__EXERCISE DESCRIPTION__
Look through the lines below and extract any with the word "JSON".

═══ THE INPUT

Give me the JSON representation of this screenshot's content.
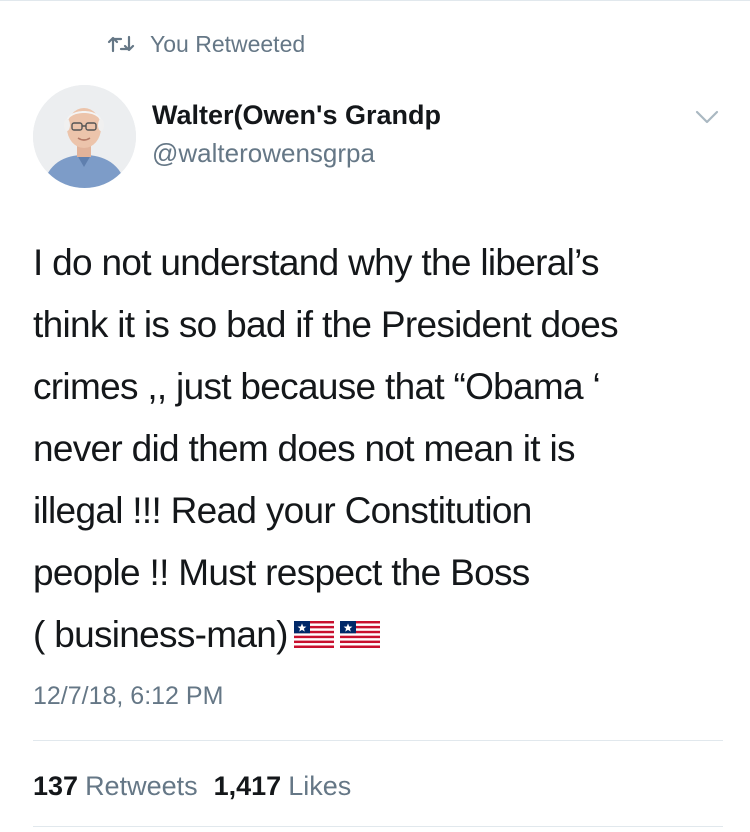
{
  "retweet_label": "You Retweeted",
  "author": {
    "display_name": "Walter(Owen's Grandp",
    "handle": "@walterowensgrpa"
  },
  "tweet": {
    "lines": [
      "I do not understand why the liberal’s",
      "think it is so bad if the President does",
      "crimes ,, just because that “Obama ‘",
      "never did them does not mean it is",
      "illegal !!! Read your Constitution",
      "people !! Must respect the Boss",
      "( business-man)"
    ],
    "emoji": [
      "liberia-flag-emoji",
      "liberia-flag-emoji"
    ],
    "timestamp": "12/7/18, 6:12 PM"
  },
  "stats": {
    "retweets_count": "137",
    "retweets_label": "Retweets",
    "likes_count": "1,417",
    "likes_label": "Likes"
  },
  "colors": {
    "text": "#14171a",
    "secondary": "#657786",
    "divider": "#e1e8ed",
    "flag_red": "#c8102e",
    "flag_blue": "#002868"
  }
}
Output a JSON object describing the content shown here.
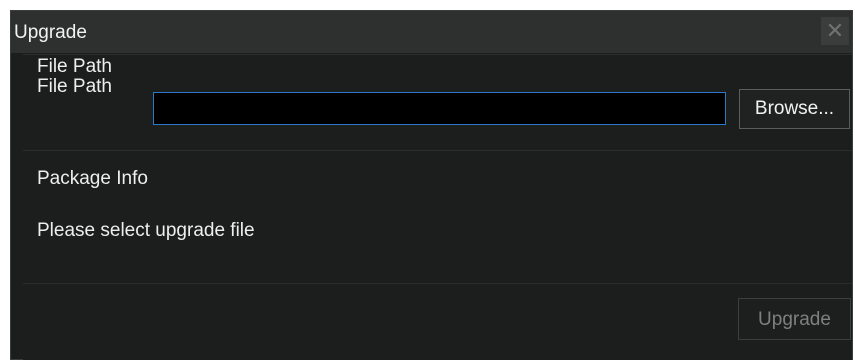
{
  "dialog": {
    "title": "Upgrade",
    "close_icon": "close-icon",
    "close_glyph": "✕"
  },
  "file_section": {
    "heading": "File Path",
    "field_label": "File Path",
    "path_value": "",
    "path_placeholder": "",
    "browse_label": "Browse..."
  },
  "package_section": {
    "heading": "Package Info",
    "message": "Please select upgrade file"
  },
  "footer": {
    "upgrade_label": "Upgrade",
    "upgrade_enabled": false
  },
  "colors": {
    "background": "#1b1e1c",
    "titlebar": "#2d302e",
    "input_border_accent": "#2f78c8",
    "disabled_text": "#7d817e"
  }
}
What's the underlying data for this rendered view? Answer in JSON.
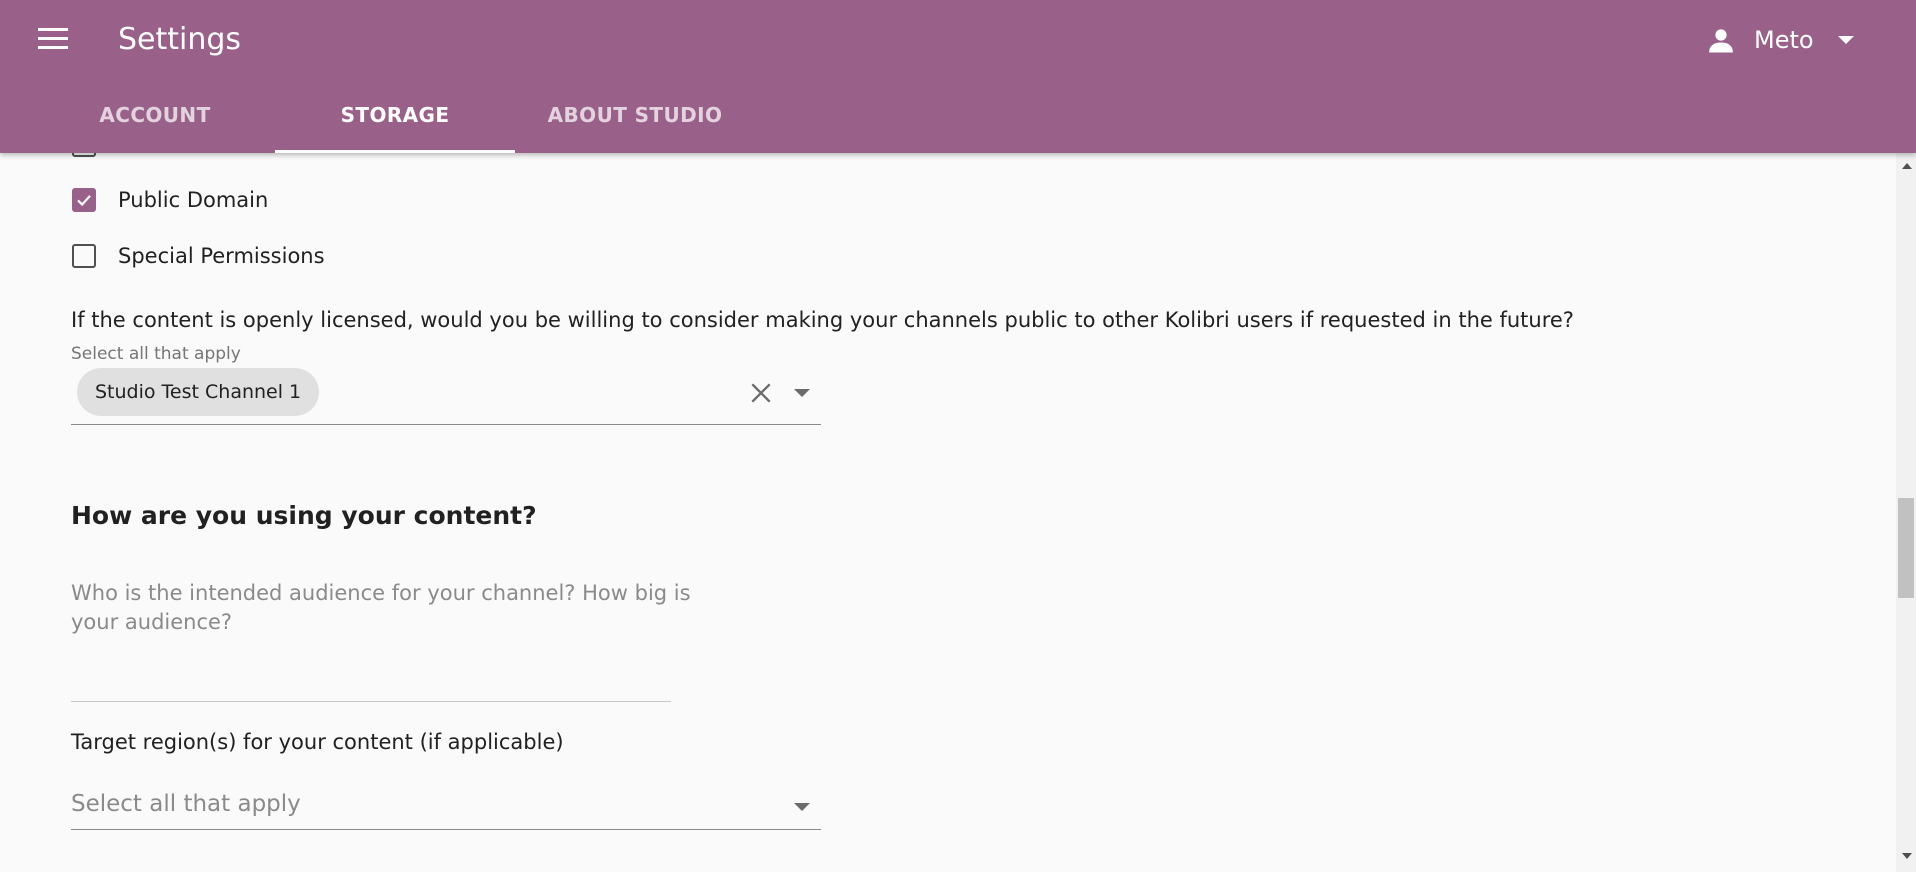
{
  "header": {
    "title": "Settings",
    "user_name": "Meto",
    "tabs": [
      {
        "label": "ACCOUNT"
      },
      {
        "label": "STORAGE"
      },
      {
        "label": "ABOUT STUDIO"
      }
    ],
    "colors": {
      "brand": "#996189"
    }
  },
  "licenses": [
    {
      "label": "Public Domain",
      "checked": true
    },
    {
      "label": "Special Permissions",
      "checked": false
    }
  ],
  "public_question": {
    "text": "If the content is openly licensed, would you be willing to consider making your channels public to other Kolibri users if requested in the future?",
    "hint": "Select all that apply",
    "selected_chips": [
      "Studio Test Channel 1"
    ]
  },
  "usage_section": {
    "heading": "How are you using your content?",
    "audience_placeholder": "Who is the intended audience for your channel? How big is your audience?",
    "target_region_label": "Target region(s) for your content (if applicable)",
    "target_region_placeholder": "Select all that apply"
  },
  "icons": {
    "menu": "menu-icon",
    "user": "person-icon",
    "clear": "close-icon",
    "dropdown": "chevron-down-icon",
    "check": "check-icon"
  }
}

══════

__EXERCISE RESPONSE__
Give me the JSON representation of this screenshot's content.
Output a JSON object describing the content shown here.
What's the underlying data for this rendered view? Answer in JSON.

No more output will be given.